CAUSES: Attribution of radiation biases in NWP and climate models near the US Southern Great Plains



Van Weverberg, Kwinten — Met Office

Area of research:

General Circulation and Single Column Models/Parameterizations

Journal Reference:

Van Weverberg K, C Morcrette, J Petch, S Klein, H Ma, C Zhang, S Xie, Q Tang, W Gustafson Jr, Y Qian, L Berg, Y Liu, M Huang, M Ahlgrimm, R Forbes, E Bazile, R Roehrig, J Cole, W Merryfield, W Lee, F Cheruy, L Mellul, Y Wang, K Johnson, and M Thieman. 2018. "CAUSES: Attribution of Surface Radiation Biases in NWP and Climate Models near the U.S. Southern Great Plains." Journal of Geophysical Research: Atmospheres, 123(7), 10.1002/2017JD027188.


Scientists at the Met Office in the UK, along with colleagues at Lawrence Livermore National Laboratory, have organized an international multi-model inter-comparison project, called CAUSES (Clouds Above the United States and Errors at the Surface). The project aims to identify the physical processes that lead to the formation of a warm surface air temperature bias present in many weather forecast and climate model simulations over the American Midwest.
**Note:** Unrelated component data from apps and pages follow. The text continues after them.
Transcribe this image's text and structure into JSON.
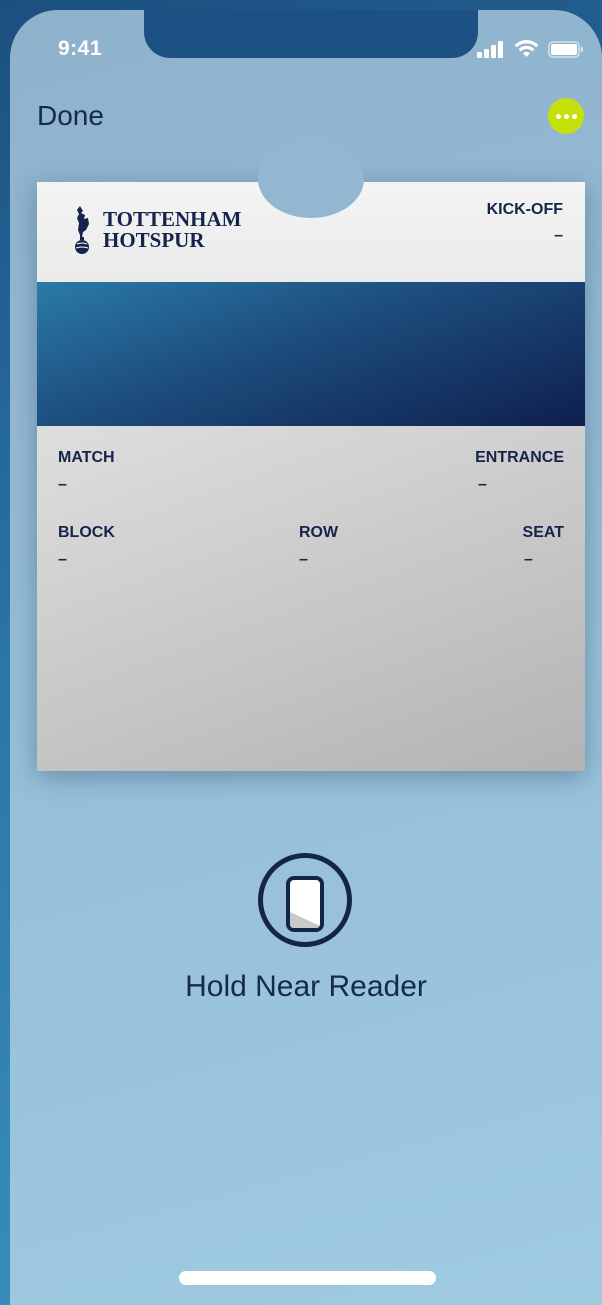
{
  "status_bar": {
    "time": "9:41"
  },
  "nav": {
    "done_label": "Done",
    "more_icon": "ellipsis-icon"
  },
  "pass": {
    "logo_line1": "TOTTENHAM",
    "logo_line2": "HOTSPUR",
    "kickoff_label": "KICK-OFF",
    "kickoff_value": "–",
    "match_label": "MATCH",
    "match_value": "–",
    "entrance_label": "ENTRANCE",
    "entrance_value": "–",
    "block_label": "BLOCK",
    "block_value": "–",
    "row_label": "ROW",
    "row_value": "–",
    "seat_label": "SEAT",
    "seat_value": "–"
  },
  "nfc": {
    "prompt": "Hold Near Reader",
    "icon": "phone-icon"
  },
  "colors": {
    "accent": "#c6e00c",
    "navy": "#14244a"
  }
}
This paper is part of a series of papers discussing various aspects related to the warm bias. The focus of this study is on attribution of the surface radiation biases that coincide with the warm bias. The radiation biases are likely to be an inherent link in the chain of model errors leading to too warm screen temperatures in this region. A better understanding of the origin of radiation imbalances is needed for model developers to know where to focus parameterization development and ultimately eliminate the warm bias from numerical weather prediction (NWP) and climate models.
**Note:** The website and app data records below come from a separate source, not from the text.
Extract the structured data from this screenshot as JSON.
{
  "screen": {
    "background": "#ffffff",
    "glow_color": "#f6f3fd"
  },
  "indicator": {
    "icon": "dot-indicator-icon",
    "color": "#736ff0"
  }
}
Using observational data collected from the U.S. Department of Energy (DOE) Southern Great Plains (SGP) sites, it is shown that clouds are the main culprit for surface radiation biases, although most models have significant contributions from a too small surface albedo as well. Deep clouds contribute most to the shortwave bias, either because they are not present frequently enough in the models, or because they are too transparent to shortwave radiation when they are present. Since most models produce precipitation too frequently during the daytime (when cloud errors are most prominent), it appears that the problem is not with the triggering of deep convection, but rather with too large precipitation efficiencies associated with parameterized deep convection and a lack of detrainment of cloud in the troposphere.